Emotional maturity is key to getting rid of your self-doubt. First, you must recognize your emotions and understand how they impact your thoughts and behavior. Once you handle your feelings, you can start challenging the negative thoughts holding you back.

One way to do this is to reframe your thinking. For example, instead of telling yourself, “I can’t do that,” try saying, “I’m not sure how to do that yet, but I’m willing to learn.” Then, when you see yourself as a student instead of a failure, you open yourself up to new possibilities and growth.

It’s also essential to build a support network of friends, family, or colleagues who believe in you and your abilities. These people can provide encouragement and positive reinforcement when you’re feeling down about yourself. Additionally, they can help you step outside of your comfort zone and try new things.

Finally, don’t be afraid to celebrate your accomplishments, big or small. Taking the time to acknowledge your successes helps increase your self-confidence and belief in your ability to achieve your goals.

Does Age Have Anything to Do with Emotional Maturity

Age & emotional maturity
How age impacts your emotional maturity?

I will answer this from a personal perspective. I have a friend with whom we once discussed how teenagers transform and shun their odd behavior as they grow. And somewhere within the conversation, she mentioned that maturity comes with age. And for a minute on this topic, I thought about it.

I would gladly say that age has something to do with emotional maturity. The emotional maturity of an individual is not solely based on the number of years they have been alive, but it is partially based on age. As a person matures emotionally, they gain a better understanding of self and others, develop improved emotional control, and hone skills in empathy and compassion. As a result, an emotionally mature individual can effectively manage their own emotions and respond constructively to the feelings of others.

While emotional maturity is not entirely determined by age, it is undoubtedly influenced by it. With each passing year, we have the opportunity to grow and develop emotionally if we choose to do so. As we age, we gain more significant insights into ourselves and the world around us. We learn from our mistakes and become better equipped to handle relationships healthily and maturely. While emotional maturity does not necessarily come with age, it is more likely to develop as we age.

Traits of an Emotionally Mature Person

Several traits are indicative of an emotionally mature person. Here are some signs of emotional maturity:

  • Humility

Even in the Bible, Jesus said that He, the greatest among us, must be a servant. This is the attitude of an emotionally mature person. They do not need to put on a false front or try to make themselves look good to be accepted. An emotionally mature person understands the power of humility, is secure in who they are, and does not feel the need to prove themselves to others.

  • Flexibility

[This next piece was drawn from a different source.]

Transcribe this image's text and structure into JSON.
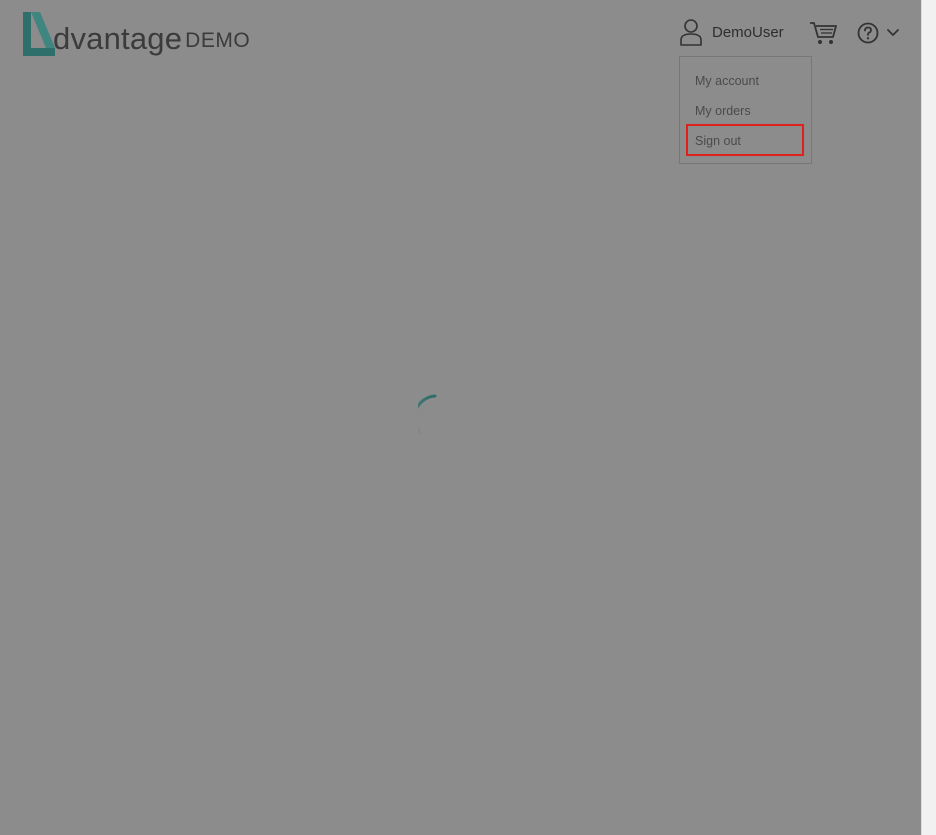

An emotionally mature person is flexible and adaptable. They realize that life is constantly changing and that they need to change with it. They are open to new ideas and willing to let go of old ways of thinking that no longer serve them.

  • Patience

An emotionally mature person understands that good thing come to those who wait. So, they are patient with others, knowing that rushing things will only lead to frustration.

  • Empathy

If you’re emotionally mature, you can put yourself in another person’s shoes and understand their perspective. As a result, you get to be compassionate and non-judgmental, seeing the best in others even when they make mistakes.

  • Self-awareness

An emotionally mature person is aware of their own emotions and how they affect others. As a result, they can take responsibility for their feelings and behaviors and not try to control or manipulate others. They are self-aware of their deeds.

Assertiveness is also a virtue. If one is emotionally mature, one can express their needs and wants without being aggressive or disrespectful. They know how to set boundaries and stand up for themselves healthily.

What will it be?

So, I’ll leave you to digest that for today. And I believe these personal traits and age have something to do with emotional maturity.

What are your thoughts? Do you agree that our ignorance drains us into emotional problems?